§ Task item
All of the entries below, duplicated exactly, make up the answer.

§ Given data
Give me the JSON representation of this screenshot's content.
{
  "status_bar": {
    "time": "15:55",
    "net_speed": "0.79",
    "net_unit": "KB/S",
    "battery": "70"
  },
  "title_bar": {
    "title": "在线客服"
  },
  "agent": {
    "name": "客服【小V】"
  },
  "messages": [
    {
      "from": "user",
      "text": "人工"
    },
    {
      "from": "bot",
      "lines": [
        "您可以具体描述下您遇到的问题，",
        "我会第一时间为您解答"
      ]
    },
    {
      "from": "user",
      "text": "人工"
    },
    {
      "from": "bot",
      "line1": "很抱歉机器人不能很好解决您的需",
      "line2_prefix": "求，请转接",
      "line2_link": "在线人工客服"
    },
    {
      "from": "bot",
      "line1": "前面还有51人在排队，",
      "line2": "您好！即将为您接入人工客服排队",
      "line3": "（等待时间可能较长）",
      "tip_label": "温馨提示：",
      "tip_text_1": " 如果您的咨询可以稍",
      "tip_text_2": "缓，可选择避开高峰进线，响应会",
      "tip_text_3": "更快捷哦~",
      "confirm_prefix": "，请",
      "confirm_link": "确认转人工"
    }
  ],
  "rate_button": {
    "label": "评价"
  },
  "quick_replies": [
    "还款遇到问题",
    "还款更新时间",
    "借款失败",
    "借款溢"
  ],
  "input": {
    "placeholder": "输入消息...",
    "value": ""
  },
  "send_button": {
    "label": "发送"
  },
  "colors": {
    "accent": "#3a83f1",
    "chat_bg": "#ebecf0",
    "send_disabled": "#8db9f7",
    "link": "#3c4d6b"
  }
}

§ Exercise output
Give me the JSON representation of this screenshot's content.
{
  "status_bar": {
    "time": "15:55",
    "net_speed": "0.79",
    "net_unit": "KB/S",
    "battery": "70"
  },
  "title_bar": {
    "title": "在线客服"
  },
  "agent": {
    "name": "客服【小V】"
  },
  "messages": [
    {
      "from": "user",
      "text": "人工"
    },
    {
      "from": "bot",
      "lines": [
        "您可以具体描述下您遇到的问题，",
        "我会第一时间为您解答"
      ]
    },
    {
      "from": "user",
      "text": "人工"
    },
    {
      "from": "bot",
      "line1": "很抱歉机器人不能很好解决您的需",
      "line2_prefix": "求，请转接",
      "line2_link": "在线人工客服"
    },
    {
      "from": "bot",
      "line1": "前面还有51人在排队，",
      "line2": "您好！即将为您接入人工客服排队",
      "line3": "（等待时间可能较长）",
      "tip_label": "温馨提示：",
      "tip_text_1": " 如果您的咨询可以稍",
      "tip_text_2": "缓，可选择避开高峰进线，响应会",
      "tip_text_3": "更快捷哦~",
      "confirm_prefix": "，请",
      "confirm_link": "确认转人工"
    }
  ],
  "rate_button": {
    "label": "评价"
  },
  "quick_replies": [
    "还款遇到问题",
    "还款更新时间",
    "借款失败",
    "借款溢"
  ],
  "input": {
    "placeholder": "输入消息...",
    "value": ""
  },
  "send_button": {
    "label": "发送"
  },
  "colors": {
    "accent": "#3a83f1",
    "chat_bg": "#ebecf0",
    "send_disabled": "#8db9f7",
    "link": "#3c4d6b"
  }
}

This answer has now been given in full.